This article appeared in the November issue of VICE magazine. Click HERE to subscribe.
You might prefer to think that the mozzarella on your plate and the wine in your glass arrive thanks to the efforts of a maître fromager and an erudite vintner, but you may actually have to thank a prisoner.
Today, a number of products are being produced by prisoners—food and wine among them. But opinion is divided about whether for-profit prisoner labor constitutes rehabilitation or a 21st-century version of slavery.
Last year Whole Foods pulled brands of goat cheese and tilapia from stores after activists complained that prison labor wasn't in line with the company's image of fairness and integrity. But prisoners still produce plenty of food that's sold to the public, and much of it's unlabeled—although Jeff Stultz of the Winery at Holy Cross Abbey said one of his lines of wine proudly purchases grapes from CCI—Colorado Correctional Industries.
Critics, including Michael Allen of End Mass Incarceration Houston, believe that for-profit prison labor is tantamount to slavery redux. "It's all about race… taking advantage of disenfranchised communities. Their bottom line is to make money." Professor Erran Carmel of American University, who conducted a study on outsourced prison labor, disagrees: "The [inmates] learn what it means to wake up in the morning and go to work. That's quite important." Studies show that recidivism rates in the Prison Industry Enhancement Certification Programs, established by Congress in 1979, are lower than for inmates who don't participate, though some say there's an element of self-selection, with more educated inmates electing to join.
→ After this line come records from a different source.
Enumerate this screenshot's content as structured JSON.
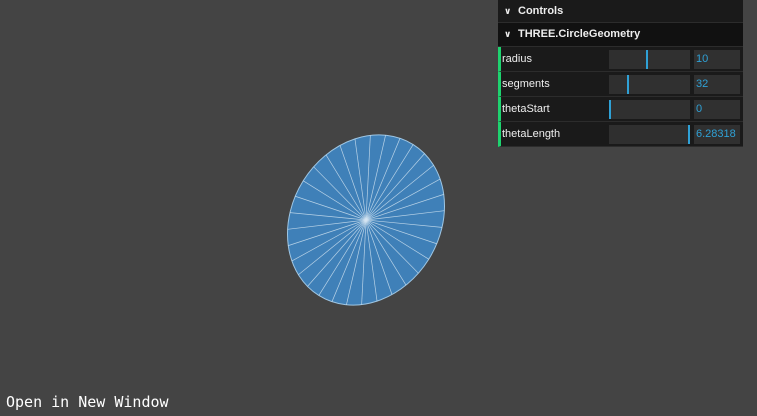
{
  "link": {
    "open_in_new_window": "Open in New Window"
  },
  "gui": {
    "title": "Controls",
    "folder": {
      "title": "THREE.CircleGeometry",
      "params": [
        {
          "label": "radius",
          "value": "10",
          "level": 0.47
        },
        {
          "label": "segments",
          "value": "32",
          "level": 0.24
        },
        {
          "label": "thetaStart",
          "value": "0",
          "level": 0.0
        },
        {
          "label": "thetaLength",
          "value": "6.28318",
          "level": 1.0
        }
      ]
    }
  },
  "colors": {
    "background": "#444444",
    "mesh_fill": "#3f80b8",
    "wireframe": "#d6e6f2",
    "gui_bg": "#1a1a1a",
    "number_accent": "#2fa1d6",
    "row_border": "#1ed36f"
  },
  "scene": {
    "object": "circle-geometry",
    "segments": 32
  }
}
Still, many inmates pocket far below minimum wage, and aren't given the right to organize or receive workers' compensation, as are other American employees. Muddying the ethical waters further, American prisons are filled with a disproportionate number of black men. Alex Friedmann, the associate director of the Human Rights Defense Center and managing editor of Prison Legal News, told me, "You tend to see more of the agribusiness-type working the southern states. In some cases, prisons were built directly on top of old plantations such as Angola in Louisiana." Director Ava DuVernay's new documentary, 13TH (after the constitutional amendment that outlawed slavery, except for convicted criminals), makes the point that prisons have become the new plantations.
Friedmann said, "Nobody tracks the numbers of prisoners making food products," but "the main products are mostly agricultural." While most are used in the prisons, he said, "in Washington State, prisoners pick apples...in Florida, they package meat products." Some may end up in your home.
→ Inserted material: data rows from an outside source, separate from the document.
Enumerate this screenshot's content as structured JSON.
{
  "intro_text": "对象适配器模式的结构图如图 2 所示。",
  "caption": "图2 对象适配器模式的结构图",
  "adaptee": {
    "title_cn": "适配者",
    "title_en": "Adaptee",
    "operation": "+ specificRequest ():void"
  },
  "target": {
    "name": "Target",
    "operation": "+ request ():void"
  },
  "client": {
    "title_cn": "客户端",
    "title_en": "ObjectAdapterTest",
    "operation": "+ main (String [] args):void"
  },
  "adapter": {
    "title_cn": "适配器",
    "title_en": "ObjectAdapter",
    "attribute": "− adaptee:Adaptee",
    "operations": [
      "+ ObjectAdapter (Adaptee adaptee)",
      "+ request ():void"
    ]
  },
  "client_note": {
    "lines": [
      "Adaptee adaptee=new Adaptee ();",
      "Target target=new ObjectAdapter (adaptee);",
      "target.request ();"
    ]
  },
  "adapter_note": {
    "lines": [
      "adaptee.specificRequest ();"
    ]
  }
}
Tonight's hors d'oeuvres? It's possible they're being sourced from your local penitentiary.